- [Records supplied]:
+ + + +

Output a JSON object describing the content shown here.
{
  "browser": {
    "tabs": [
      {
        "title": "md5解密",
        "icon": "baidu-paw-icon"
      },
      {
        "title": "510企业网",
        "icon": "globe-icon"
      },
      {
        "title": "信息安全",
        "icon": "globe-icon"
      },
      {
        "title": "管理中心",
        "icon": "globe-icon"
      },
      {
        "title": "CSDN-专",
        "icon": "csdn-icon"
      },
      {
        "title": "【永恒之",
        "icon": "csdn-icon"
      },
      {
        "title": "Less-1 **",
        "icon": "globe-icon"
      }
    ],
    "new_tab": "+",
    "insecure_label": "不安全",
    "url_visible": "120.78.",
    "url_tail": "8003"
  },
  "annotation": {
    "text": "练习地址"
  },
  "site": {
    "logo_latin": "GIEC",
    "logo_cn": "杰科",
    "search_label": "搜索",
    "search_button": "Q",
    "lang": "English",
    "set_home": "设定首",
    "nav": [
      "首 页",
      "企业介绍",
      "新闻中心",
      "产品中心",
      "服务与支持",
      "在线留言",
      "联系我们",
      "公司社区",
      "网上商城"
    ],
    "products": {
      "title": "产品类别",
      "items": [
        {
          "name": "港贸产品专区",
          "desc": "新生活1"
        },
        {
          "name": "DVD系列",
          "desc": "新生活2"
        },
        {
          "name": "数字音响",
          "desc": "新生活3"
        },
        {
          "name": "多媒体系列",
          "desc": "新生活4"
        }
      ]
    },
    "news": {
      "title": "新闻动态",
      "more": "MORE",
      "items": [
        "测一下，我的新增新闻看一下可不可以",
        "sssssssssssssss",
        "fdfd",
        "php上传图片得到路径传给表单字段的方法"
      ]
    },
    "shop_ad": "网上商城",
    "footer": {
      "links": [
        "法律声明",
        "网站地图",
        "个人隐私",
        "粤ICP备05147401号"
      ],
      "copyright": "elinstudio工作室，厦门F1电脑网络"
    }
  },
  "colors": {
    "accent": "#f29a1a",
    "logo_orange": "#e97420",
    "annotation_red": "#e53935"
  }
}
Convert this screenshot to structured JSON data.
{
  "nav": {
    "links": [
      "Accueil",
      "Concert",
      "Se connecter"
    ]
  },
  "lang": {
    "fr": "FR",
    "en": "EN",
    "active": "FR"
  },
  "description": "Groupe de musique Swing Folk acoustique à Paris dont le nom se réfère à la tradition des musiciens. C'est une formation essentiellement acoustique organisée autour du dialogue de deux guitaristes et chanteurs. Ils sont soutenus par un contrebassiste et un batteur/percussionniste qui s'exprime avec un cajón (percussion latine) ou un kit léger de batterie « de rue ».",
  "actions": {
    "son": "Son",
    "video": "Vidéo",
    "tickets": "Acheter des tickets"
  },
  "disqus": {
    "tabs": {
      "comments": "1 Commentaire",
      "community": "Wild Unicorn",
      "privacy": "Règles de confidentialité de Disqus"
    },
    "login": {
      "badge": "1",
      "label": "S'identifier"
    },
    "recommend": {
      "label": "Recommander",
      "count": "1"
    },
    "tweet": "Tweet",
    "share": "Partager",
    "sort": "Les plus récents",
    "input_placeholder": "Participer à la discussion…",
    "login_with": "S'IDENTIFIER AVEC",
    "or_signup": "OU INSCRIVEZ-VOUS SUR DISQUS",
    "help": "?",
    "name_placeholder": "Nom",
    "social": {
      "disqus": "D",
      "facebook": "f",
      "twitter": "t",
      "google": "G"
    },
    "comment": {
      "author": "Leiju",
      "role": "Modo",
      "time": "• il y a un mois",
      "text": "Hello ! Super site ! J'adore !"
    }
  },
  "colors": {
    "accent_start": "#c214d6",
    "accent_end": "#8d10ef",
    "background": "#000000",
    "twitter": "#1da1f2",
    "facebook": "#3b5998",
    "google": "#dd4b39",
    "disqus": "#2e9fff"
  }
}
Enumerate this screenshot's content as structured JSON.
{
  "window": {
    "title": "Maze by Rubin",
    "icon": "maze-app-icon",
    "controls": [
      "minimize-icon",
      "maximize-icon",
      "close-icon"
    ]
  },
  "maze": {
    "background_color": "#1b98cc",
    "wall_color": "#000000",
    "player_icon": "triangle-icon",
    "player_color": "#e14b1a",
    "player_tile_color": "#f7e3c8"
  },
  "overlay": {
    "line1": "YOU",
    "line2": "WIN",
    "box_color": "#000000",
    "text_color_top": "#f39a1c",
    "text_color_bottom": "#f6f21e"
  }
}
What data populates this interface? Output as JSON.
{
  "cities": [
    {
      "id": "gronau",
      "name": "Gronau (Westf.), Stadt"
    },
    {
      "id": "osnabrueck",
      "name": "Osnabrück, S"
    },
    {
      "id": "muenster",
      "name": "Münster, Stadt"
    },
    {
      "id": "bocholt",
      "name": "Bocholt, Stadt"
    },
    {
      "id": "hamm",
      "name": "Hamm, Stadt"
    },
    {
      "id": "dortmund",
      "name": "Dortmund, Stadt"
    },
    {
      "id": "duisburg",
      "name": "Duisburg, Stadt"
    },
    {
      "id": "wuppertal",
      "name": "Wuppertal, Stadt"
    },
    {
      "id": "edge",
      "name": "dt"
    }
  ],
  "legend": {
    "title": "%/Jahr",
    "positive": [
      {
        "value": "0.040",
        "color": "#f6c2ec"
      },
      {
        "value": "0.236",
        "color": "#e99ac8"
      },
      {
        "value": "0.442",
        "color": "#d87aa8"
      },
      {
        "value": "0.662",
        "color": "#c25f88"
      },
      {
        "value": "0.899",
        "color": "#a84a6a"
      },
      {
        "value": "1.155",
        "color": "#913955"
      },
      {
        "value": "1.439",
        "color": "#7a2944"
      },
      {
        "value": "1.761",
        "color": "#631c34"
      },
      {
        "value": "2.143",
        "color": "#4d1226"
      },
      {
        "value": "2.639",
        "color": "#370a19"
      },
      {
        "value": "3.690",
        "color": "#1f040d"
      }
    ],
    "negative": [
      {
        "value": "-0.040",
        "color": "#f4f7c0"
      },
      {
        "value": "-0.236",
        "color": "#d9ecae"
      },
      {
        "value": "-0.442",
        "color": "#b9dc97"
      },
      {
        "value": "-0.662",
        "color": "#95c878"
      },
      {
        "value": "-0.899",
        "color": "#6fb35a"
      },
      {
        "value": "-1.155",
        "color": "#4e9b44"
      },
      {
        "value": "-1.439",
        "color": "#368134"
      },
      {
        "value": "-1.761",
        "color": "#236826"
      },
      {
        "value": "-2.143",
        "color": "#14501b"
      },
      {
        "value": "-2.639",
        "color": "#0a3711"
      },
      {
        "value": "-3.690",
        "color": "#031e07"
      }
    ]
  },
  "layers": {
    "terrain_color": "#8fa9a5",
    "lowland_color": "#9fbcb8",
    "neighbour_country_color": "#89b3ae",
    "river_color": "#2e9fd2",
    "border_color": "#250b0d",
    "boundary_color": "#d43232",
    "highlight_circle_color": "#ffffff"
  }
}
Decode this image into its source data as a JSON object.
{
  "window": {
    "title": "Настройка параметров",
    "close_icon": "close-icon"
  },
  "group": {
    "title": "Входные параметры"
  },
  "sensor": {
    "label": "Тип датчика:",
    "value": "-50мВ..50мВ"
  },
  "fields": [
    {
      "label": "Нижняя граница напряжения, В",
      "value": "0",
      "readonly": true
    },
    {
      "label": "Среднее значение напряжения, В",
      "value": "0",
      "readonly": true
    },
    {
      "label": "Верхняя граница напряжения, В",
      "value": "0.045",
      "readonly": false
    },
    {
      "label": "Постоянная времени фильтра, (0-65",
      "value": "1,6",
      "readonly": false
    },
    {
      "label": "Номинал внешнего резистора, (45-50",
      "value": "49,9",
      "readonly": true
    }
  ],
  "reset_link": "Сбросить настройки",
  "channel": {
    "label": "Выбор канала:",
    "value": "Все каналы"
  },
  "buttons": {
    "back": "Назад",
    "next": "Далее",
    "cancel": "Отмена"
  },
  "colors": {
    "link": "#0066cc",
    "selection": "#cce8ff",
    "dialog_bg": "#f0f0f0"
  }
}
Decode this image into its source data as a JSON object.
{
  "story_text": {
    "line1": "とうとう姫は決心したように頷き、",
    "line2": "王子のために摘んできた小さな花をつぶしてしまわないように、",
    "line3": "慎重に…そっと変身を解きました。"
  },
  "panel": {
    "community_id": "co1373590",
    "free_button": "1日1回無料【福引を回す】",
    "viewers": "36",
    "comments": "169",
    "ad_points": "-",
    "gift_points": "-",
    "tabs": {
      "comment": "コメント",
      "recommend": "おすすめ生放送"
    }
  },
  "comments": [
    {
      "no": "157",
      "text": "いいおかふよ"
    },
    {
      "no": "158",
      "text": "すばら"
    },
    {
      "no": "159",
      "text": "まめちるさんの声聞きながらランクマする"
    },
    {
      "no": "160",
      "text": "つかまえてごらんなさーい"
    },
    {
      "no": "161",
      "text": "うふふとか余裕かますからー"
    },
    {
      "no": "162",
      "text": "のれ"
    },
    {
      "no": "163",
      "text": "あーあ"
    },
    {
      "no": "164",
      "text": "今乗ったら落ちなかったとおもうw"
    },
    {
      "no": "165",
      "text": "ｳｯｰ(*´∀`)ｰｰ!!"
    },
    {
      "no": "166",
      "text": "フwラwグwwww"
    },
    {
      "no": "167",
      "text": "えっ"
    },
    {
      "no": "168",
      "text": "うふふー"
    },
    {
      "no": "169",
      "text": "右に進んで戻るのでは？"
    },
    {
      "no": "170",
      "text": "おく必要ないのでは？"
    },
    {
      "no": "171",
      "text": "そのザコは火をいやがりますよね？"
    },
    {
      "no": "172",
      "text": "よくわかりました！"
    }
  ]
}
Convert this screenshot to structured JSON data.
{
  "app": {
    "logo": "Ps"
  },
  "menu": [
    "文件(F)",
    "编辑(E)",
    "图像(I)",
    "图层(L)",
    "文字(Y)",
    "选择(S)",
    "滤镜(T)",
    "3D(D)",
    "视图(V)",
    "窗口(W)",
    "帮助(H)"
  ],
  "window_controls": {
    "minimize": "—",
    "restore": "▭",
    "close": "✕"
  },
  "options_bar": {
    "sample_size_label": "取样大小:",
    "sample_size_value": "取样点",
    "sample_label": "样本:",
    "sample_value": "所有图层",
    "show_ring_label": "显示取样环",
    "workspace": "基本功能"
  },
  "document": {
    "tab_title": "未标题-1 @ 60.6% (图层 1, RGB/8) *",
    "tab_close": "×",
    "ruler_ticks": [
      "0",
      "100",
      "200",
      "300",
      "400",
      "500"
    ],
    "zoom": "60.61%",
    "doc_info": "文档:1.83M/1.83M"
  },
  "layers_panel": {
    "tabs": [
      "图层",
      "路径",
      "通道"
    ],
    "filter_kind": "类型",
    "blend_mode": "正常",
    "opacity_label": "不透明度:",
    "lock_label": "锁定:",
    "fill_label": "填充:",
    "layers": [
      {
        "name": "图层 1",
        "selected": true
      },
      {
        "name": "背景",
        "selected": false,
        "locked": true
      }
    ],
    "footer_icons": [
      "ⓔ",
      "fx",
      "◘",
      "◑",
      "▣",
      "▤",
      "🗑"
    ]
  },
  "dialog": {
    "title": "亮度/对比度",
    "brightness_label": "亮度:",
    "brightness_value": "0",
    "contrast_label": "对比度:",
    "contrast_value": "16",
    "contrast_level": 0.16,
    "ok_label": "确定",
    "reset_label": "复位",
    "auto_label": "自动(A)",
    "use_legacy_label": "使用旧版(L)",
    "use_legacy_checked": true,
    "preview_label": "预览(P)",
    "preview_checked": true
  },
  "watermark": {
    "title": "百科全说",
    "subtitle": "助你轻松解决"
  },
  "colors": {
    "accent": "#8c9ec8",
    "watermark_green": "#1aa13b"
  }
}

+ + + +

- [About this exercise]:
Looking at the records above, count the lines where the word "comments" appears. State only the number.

- [Output for this task]:
3